> [Task details] Go through the data below and return each line where the string "istnieje" appears.
───── Record extracts
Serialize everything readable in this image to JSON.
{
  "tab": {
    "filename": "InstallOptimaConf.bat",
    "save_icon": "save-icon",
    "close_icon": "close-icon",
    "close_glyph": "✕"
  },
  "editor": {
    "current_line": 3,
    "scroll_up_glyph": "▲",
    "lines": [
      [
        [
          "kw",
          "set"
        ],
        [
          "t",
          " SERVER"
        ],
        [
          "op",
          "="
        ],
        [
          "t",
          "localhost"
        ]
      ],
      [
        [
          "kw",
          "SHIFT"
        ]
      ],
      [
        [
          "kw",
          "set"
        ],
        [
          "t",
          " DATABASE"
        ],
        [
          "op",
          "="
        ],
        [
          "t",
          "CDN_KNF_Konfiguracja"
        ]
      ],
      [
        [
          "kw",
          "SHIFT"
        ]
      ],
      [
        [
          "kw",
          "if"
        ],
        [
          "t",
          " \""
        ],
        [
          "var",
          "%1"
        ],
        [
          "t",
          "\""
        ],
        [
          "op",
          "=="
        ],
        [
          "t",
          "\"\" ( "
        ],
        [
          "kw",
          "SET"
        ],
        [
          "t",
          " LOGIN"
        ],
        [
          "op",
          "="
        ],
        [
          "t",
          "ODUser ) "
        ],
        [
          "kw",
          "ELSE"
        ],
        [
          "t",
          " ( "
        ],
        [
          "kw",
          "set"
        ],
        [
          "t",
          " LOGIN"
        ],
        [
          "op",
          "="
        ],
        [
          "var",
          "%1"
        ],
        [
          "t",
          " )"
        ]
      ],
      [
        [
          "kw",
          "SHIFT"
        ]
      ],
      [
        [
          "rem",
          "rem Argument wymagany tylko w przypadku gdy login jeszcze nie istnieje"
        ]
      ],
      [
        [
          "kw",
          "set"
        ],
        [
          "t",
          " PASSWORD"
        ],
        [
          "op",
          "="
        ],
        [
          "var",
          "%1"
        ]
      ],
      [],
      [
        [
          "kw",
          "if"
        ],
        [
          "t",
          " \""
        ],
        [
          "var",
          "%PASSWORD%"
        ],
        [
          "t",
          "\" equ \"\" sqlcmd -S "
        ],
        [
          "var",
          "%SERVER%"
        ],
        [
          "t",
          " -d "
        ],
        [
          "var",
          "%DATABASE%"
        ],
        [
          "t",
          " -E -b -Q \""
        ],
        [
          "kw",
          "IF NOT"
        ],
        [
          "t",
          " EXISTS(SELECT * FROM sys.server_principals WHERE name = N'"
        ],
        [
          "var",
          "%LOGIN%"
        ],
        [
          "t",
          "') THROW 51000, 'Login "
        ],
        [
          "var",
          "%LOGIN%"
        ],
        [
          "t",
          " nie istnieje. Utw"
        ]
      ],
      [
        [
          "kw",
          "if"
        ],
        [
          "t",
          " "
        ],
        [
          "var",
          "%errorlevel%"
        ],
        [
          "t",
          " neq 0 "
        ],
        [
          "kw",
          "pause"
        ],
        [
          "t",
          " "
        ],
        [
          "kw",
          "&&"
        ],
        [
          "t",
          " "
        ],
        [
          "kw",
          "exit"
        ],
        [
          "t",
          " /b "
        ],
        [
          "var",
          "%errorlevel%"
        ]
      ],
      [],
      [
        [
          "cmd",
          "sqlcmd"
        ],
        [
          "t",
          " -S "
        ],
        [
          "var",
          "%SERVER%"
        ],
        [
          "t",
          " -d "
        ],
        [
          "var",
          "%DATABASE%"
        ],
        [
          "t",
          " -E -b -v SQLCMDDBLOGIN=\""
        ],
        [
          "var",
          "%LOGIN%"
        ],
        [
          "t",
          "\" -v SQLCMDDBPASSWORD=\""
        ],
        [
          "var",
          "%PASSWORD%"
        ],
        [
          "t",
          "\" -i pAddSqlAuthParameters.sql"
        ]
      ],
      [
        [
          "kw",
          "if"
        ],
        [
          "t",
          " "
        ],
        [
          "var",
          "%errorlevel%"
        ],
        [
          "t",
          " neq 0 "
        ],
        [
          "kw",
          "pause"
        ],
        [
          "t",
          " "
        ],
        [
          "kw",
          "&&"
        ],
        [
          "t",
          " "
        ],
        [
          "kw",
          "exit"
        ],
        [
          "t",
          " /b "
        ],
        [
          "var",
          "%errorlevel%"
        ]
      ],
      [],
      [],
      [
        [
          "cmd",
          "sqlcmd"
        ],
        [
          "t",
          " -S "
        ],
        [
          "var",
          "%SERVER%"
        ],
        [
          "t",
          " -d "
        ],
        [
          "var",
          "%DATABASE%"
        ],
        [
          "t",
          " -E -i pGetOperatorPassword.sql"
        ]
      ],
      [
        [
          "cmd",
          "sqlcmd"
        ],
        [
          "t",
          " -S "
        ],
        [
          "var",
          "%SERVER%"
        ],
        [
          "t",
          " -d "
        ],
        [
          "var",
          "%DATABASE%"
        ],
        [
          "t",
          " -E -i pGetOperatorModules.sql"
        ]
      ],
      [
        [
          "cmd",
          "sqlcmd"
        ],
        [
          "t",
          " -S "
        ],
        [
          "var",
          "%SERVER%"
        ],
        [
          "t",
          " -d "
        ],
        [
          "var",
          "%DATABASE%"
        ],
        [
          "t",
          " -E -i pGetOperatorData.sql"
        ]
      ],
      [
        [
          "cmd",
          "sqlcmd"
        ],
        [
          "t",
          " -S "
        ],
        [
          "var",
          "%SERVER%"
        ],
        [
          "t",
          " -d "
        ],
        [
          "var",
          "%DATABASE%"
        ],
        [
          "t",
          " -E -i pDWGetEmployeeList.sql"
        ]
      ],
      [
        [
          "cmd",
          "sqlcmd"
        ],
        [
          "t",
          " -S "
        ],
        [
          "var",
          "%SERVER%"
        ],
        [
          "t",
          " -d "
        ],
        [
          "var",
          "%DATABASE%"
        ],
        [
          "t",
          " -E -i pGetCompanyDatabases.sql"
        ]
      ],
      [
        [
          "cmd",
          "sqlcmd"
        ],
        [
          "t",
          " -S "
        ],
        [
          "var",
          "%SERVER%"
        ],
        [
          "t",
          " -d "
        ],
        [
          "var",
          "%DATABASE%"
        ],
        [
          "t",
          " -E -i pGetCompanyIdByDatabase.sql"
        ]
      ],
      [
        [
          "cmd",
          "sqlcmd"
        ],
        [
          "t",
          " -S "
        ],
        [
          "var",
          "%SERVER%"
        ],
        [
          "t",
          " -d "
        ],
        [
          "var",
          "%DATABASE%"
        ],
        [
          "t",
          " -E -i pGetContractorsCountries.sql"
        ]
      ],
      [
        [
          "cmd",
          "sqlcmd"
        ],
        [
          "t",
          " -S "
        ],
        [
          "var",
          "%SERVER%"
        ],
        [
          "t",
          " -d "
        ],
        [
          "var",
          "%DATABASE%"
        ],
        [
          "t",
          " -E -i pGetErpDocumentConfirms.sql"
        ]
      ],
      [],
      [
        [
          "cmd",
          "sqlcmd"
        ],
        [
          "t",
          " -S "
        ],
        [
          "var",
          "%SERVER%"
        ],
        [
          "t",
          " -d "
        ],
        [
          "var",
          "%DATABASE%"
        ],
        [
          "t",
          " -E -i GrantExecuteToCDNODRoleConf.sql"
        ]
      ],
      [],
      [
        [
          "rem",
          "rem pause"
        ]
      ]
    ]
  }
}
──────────
> [Result]
          "rem Argument wymagany tylko w przypadku gdy login jeszcze nie istnieje"
          " nie istnieje. Utw"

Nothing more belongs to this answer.